Although the percentage of women in leadership roles at Google has increased from 20.8 to 25.5 percent in the last four years, women still make up only 30.9 percent of its global workforce while men 69.1 percent, the tech giant has revealed.
In its annual diversity report released on 14 June, Google said it has made some progress in leadership ranks by gender and ethnicity.
"The data in this report shows that despite significant effort, and some pockets of success, we need to do more to achieve our desired diversity and inclusion outcomes," said Danielle Brown, VP-Chief Diversity and Inclusion Officer.
In 2017, women hires in tech positions rose to 24.5 percent, although overall hiring of women dropped from 31.4 percent to 31.2 percent.
"Since 2014, women hires in tech have increased from 20.8 percent to 24.5 percent, which shows that our focus on hiring more women into technical positions is having impact," said Brown.
The diversity report came after a year when an employee named James Damore sent out a long anti-diversity memo and was later fired.
Damore's memo, titled "Google's Ideological Echo Chamber", claims that when it comes to technology, there is a biological difference between men and women.
In February this year, the US National Labour Relations Board (NLRB) said that Google did not violate labour laws when it fired Damore.
According to the new diversity report, in terms of race and ethnicity (US data only), 2.5 percent of Google's workforce is Black, 3.6 percent is Hispanic/Latin, 36.3 percent is Asian and 53.1 percent is White.
"Our gains in women's representation have largely been driven by White and Asian women.
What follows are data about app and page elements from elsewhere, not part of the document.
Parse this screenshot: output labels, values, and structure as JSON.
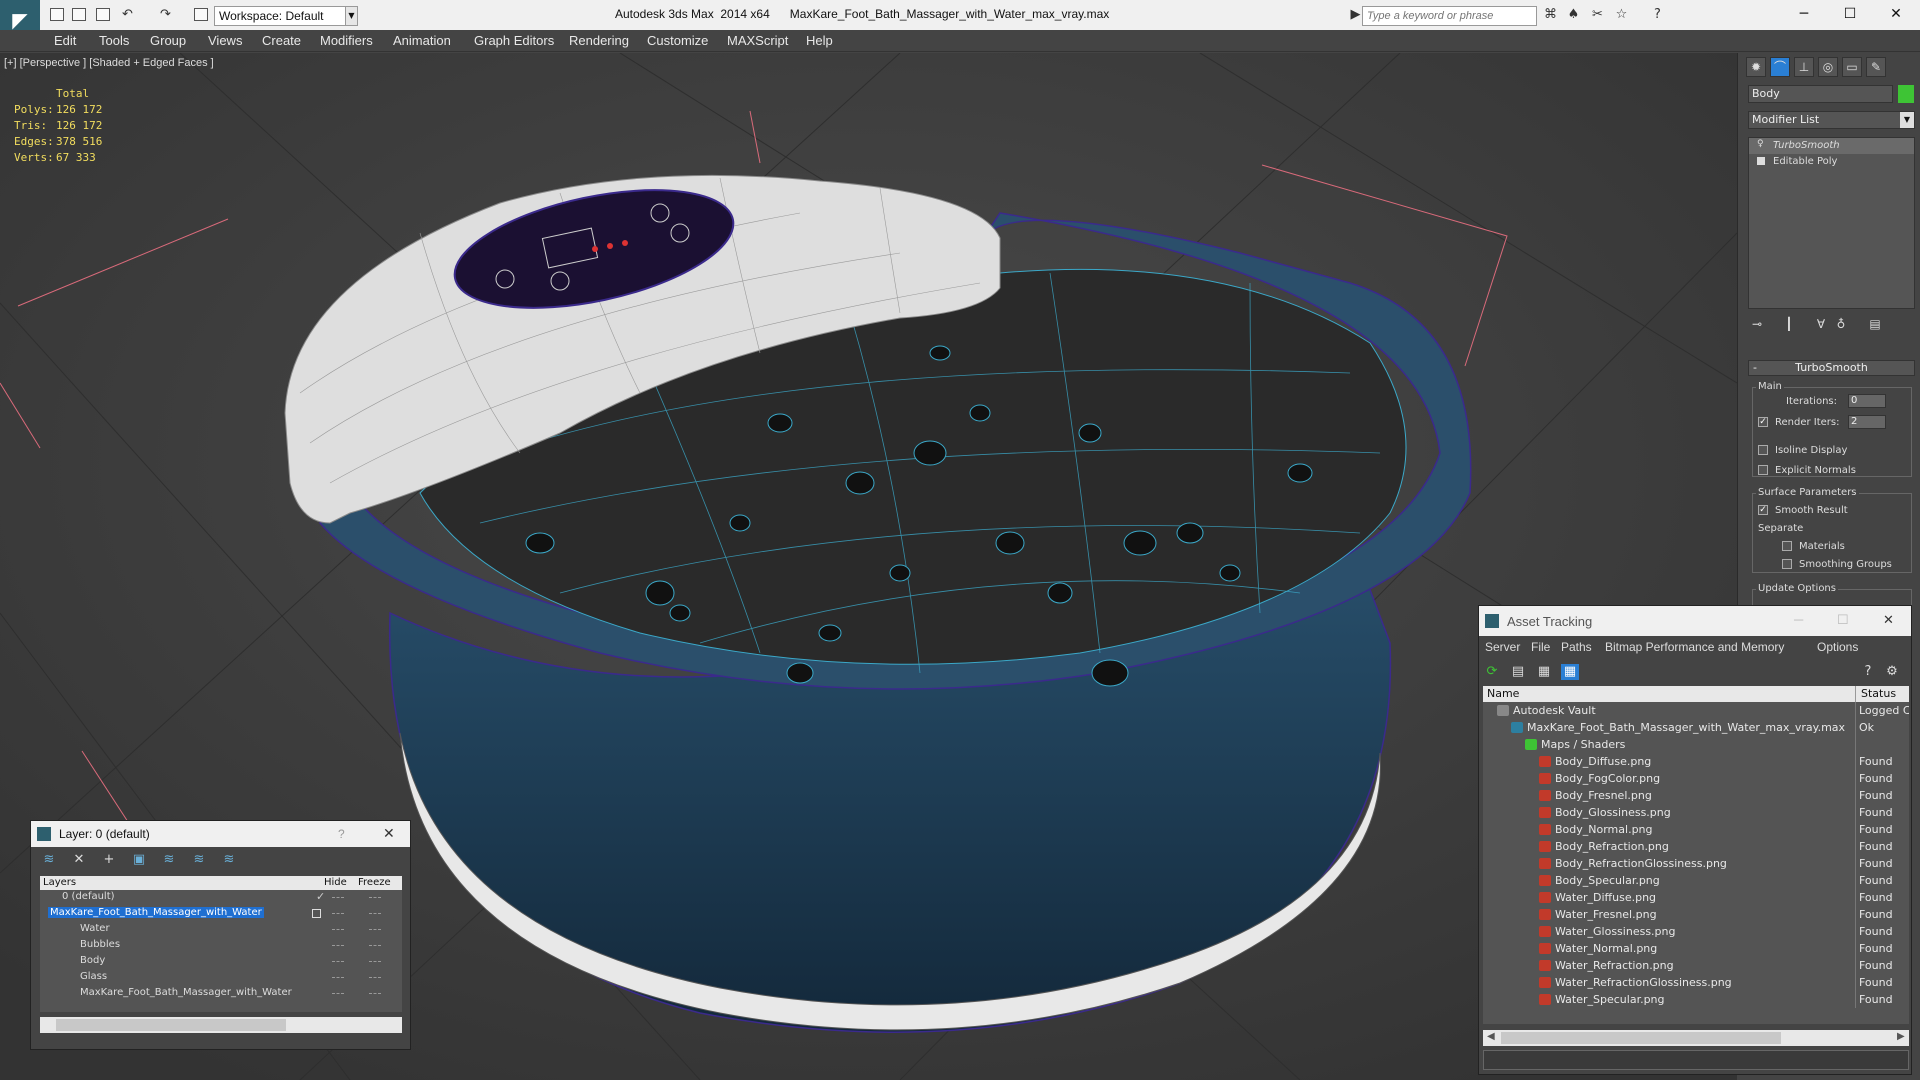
{
  "app": {
    "title": "Autodesk 3ds Max  2014 x64      MaxKare_Foot_Bath_Massager_with_Water_max_vray.max",
    "workspace": "Workspace: Default",
    "search_placeholder": "Type a keyword or phrase"
  },
  "menu": [
    "Edit",
    "Tools",
    "Group",
    "Views",
    "Create",
    "Modifiers",
    "Animation",
    "Graph Editors",
    "Rendering",
    "Customize",
    "MAXScript",
    "Help"
  ],
  "viewport": {
    "label": "[+] [Perspective ] [Shaded + Edged Faces ]",
    "stats": {
      "header": "Total",
      "rows": [
        {
          "key": "Polys:",
          "value": "126 172"
        },
        {
          "key": "Tris:",
          "value": "126 172"
        },
        {
          "key": "Edges:",
          "value": "378 516"
        },
        {
          "key": "Verts:",
          "value": "67 333"
        }
      ]
    }
  },
  "layer_dialog": {
    "title": "Layer: 0 (default)",
    "help": "?",
    "columns": [
      "Layers",
      "Hide",
      "Freeze"
    ],
    "rows": [
      {
        "name": "0 (default)",
        "indent": 1,
        "selected": false
      },
      {
        "name": "MaxKare_Foot_Bath_Massager_with_Water",
        "indent": 0,
        "selected": true
      },
      {
        "name": "Water",
        "indent": 2,
        "selected": false
      },
      {
        "name": "Bubbles",
        "indent": 2,
        "selected": false
      },
      {
        "name": "Body",
        "indent": 2,
        "selected": false
      },
      {
        "name": "Glass",
        "indent": 2,
        "selected": false
      },
      {
        "name": "MaxKare_Foot_Bath_Massager_with_Water",
        "indent": 2,
        "selected": false
      }
    ]
  },
  "command_panel": {
    "object_name": "Body",
    "object_color": "#3ec435",
    "modifier_list": "Modifier List",
    "stack": [
      "TurboSmooth",
      "Editable Poly"
    ],
    "rollout": "TurboSmooth",
    "main_label": "Main",
    "iterations_label": "Iterations:",
    "iterations_value": "0",
    "render_iters_label": "Render Iters:",
    "render_iters_value": "2",
    "isoline_label": "Isoline Display",
    "explicit_normals_label": "Explicit Normals",
    "surface_params_label": "Surface Parameters",
    "smooth_result_label": "Smooth Result",
    "separate_label": "Separate",
    "materials_label": "Materials",
    "smoothing_groups_label": "Smoothing Groups",
    "update_options_label": "Update Options"
  },
  "asset_tracking": {
    "title": "Asset Tracking",
    "menu": [
      "Server",
      "File",
      "Paths",
      "Bitmap Performance and Memory",
      "Options"
    ],
    "columns": [
      "Name",
      "Status"
    ],
    "rows": [
      {
        "name": "Autodesk Vault",
        "status": "Logged C",
        "indent": 0,
        "type": "vault"
      },
      {
        "name": "MaxKare_Foot_Bath_Massager_with_Water_max_vray.max",
        "status": "Ok",
        "indent": 1,
        "type": "max"
      },
      {
        "name": "Maps / Shaders",
        "status": "",
        "indent": 2,
        "type": "folder"
      },
      {
        "name": "Body_Diffuse.png",
        "status": "Found",
        "indent": 3,
        "type": "file"
      },
      {
        "name": "Body_FogColor.png",
        "status": "Found",
        "indent": 3,
        "type": "file"
      },
      {
        "name": "Body_Fresnel.png",
        "status": "Found",
        "indent": 3,
        "type": "file"
      },
      {
        "name": "Body_Glossiness.png",
        "status": "Found",
        "indent": 3,
        "type": "file"
      },
      {
        "name": "Body_Normal.png",
        "status": "Found",
        "indent": 3,
        "type": "file"
      },
      {
        "name": "Body_Refraction.png",
        "status": "Found",
        "indent": 3,
        "type": "file"
      },
      {
        "name": "Body_RefractionGlossiness.png",
        "status": "Found",
        "indent": 3,
        "type": "file"
      },
      {
        "name": "Body_Specular.png",
        "status": "Found",
        "indent": 3,
        "type": "file"
      },
      {
        "name": "Water_Diffuse.png",
        "status": "Found",
        "indent": 3,
        "type": "file"
      },
      {
        "name": "Water_Fresnel.png",
        "status": "Found",
        "indent": 3,
        "type": "file"
      },
      {
        "name": "Water_Glossiness.png",
        "status": "Found",
        "indent": 3,
        "type": "file"
      },
      {
        "name": "Water_Normal.png",
        "status": "Found",
        "indent": 3,
        "type": "file"
      },
      {
        "name": "Water_Refraction.png",
        "status": "Found",
        "indent": 3,
        "type": "file"
      },
      {
        "name": "Water_RefractionGlossiness.png",
        "status": "Found",
        "indent": 3,
        "type": "file"
      },
      {
        "name": "Water_Specular.png",
        "status": "Found",
        "indent": 3,
        "type": "file"
      }
    ]
  }
}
Representation of Asian women increased considerably to 12.5 percent of Google's workforce, up from 10 percent overall in 2014," the report noted.
This is lower than the increase for Asian men who make up 25.7 percent of Google, up from 21.4 percent in 2014.
Attrition rates in 2017 were highest for Black Googlers followed by Latin Googlers, and lowest for Asian Googlers.
"Black Googler attrition rates, while improving in recent years, have offset some of our hiring gains, which has led to smaller increases in representation than we would have seen otherwise."
"We're working hard to better understand what drives higher attrition and taking focused measures to improve it," Brown added.